[rent-guh n, -juh n, ruhnt-; for 1 alsoGermanrœnt-guh n]
Wil·helm Kon·rad[wil-helm kon-rad; Germanvil-helm kawn-raht]/ˈwɪl hɛlm ˈkɒn ræd; German ˈvɪl hɛlm ˈkɔn rɑt/, 1845–1923,German physicist: discoverer of x-rays 1895; Nobel prize 1901.
(lowercase)Physics. a unit of exposure dose that measures x-rays or gamma rays in terms of the ions or electrons produced in dry air at 0° C and one atmosphere, equal to the amount of radiation producing one electrostatic unit of positive or negative charge per cubic centimeter of air. Abbreviation: r, R
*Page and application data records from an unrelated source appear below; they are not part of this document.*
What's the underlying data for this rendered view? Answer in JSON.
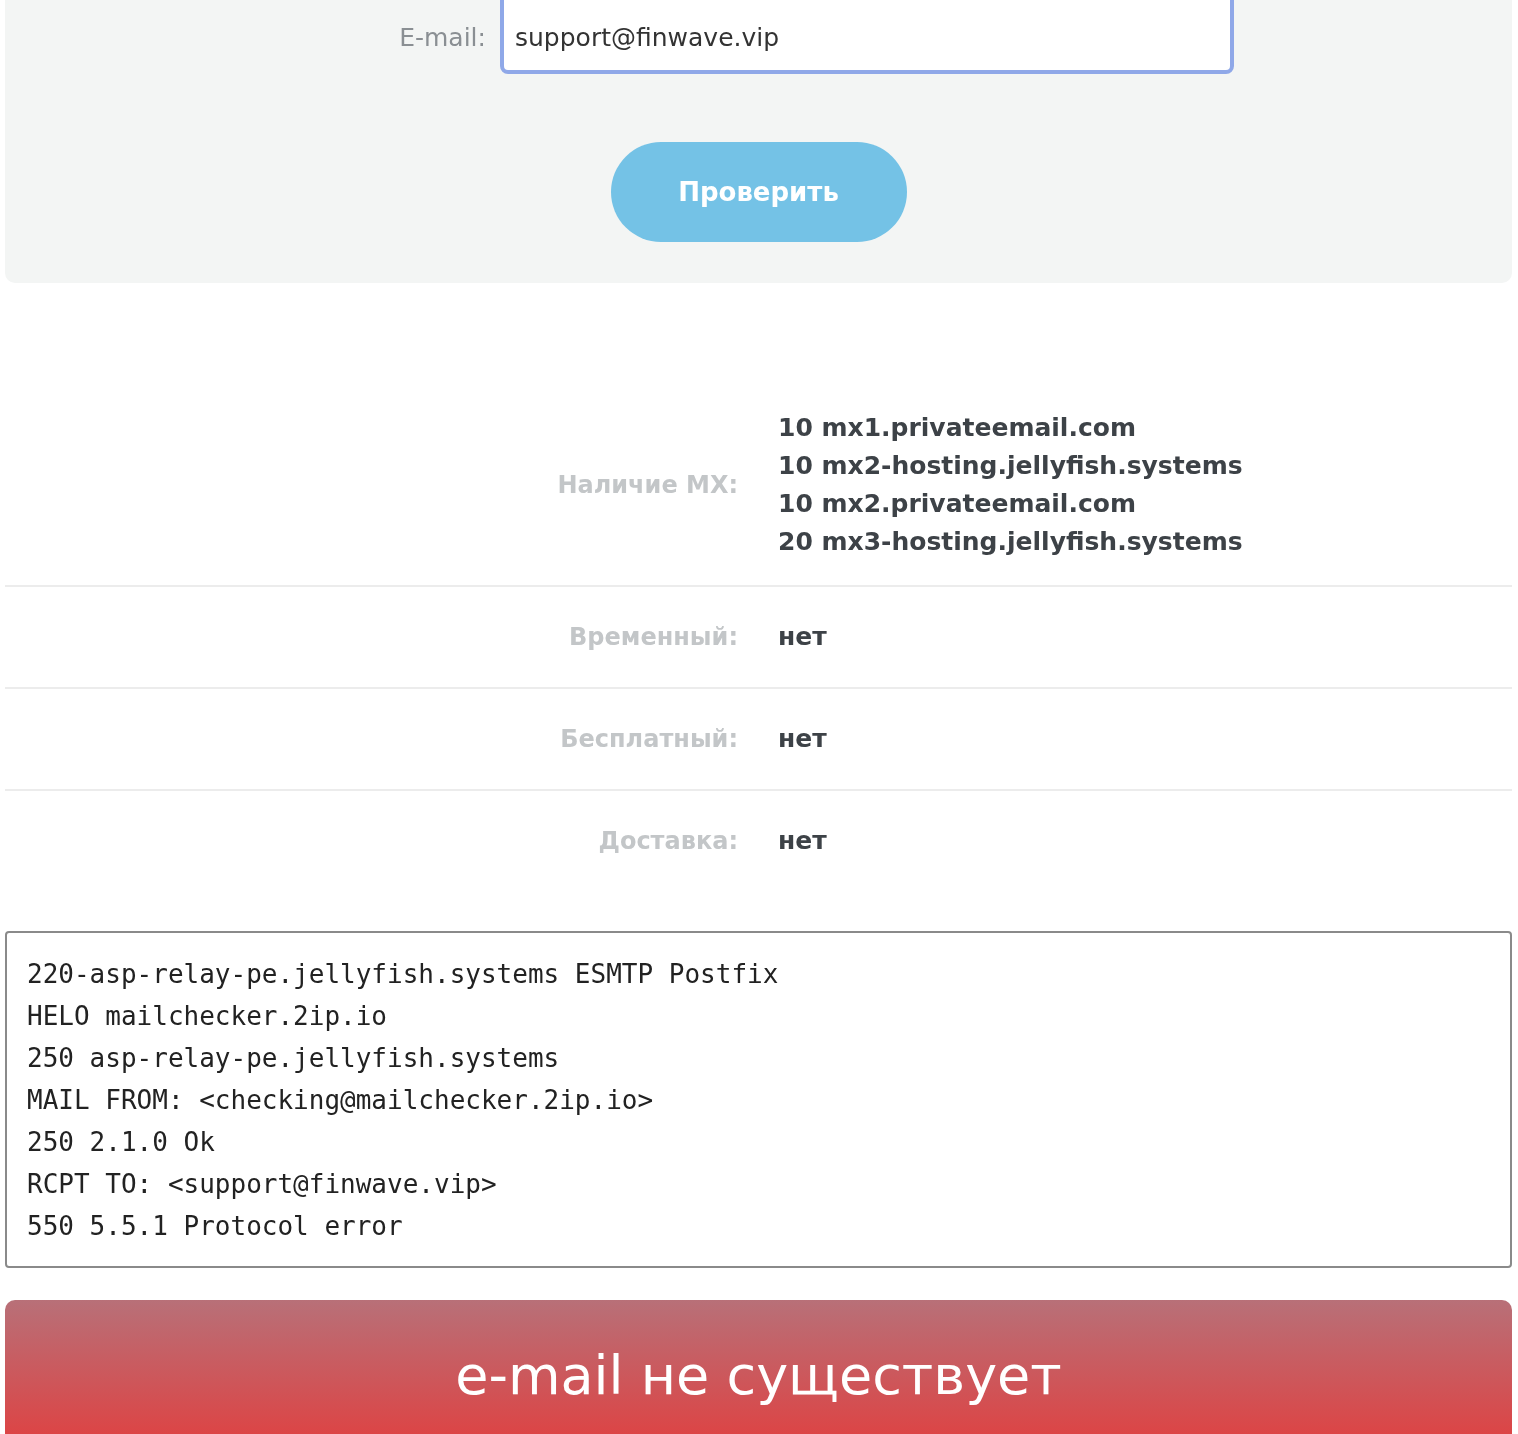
{
  "form": {
    "email_label": "E-mail:",
    "email_value": "support@finwave.vip",
    "check_button": "Проверить"
  },
  "results": [
    {
      "label": "Наличие MX:",
      "values": [
        "10 mx1.privateemail.com",
        "10 mx2-hosting.jellyfish.systems",
        "10 mx2.privateemail.com",
        "20 mx3-hosting.jellyfish.systems"
      ]
    },
    {
      "label": "Временный:",
      "values": [
        "нет"
      ]
    },
    {
      "label": "Бесплатный:",
      "values": [
        "нет"
      ]
    },
    {
      "label": "Доставка:",
      "values": [
        "нет"
      ]
    }
  ],
  "smtp_log": [
    "220-asp-relay-pe.jellyfish.systems ESMTP Postfix",
    "HELO mailchecker.2ip.io",
    "250 asp-relay-pe.jellyfish.systems",
    "MAIL FROM: <checking@mailchecker.2ip.io>",
    "250 2.1.0 Ok",
    "RCPT TO: <support@finwave.vip>",
    "550 5.5.1 Protocol error"
  ],
  "verdict": {
    "kind": "error",
    "text": "e-mail не существует"
  }
}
(sometimes lowercase)of or relating to Wilhelm Roentgen, the Roentgen unit, or especially to x-rays.
a unit of dose of electromagnetic radiation equal to the dose that will produce in air a charge of 0.258 × 10 –3 coulomb on all ions of one sign, when all the electrons of both signs liberated in a volume of air of mass one kilogram are stopped completelySymbol: R, r
Word Origin for roentgen
C20: named after W. K. Roentgen
Wilhelm Konrad (ˈvɪlhɛlm ˈkɔnraːt). 1845–1923, German physicist, who in 1895 discovered X-rays: Nobel prize for physics 1901
1896, in Roentgen rays "X-rays," in recognition of German physicist Wilhem Conrad Röntgen (1845-1923), who discovered X-rays in 1895. As a unit of exposure to radiation, it is attested from 1922, proposed in French in 1921.
A unit of radiation exposure that is equal to the quantity of ionizing radiation that will produce one electrostatic unit of electricity in one cubic centimeter of dry air at 0°C and standard atmospheric pressure.
[rĕnt′gən, -jən, rŭnt′-]Wilhelm Konrad1845-1923
German physicist who discovered x-rays and developed x-ray photography, revolutionizing medical diagnosis. He won a 1901 Nobel Prize.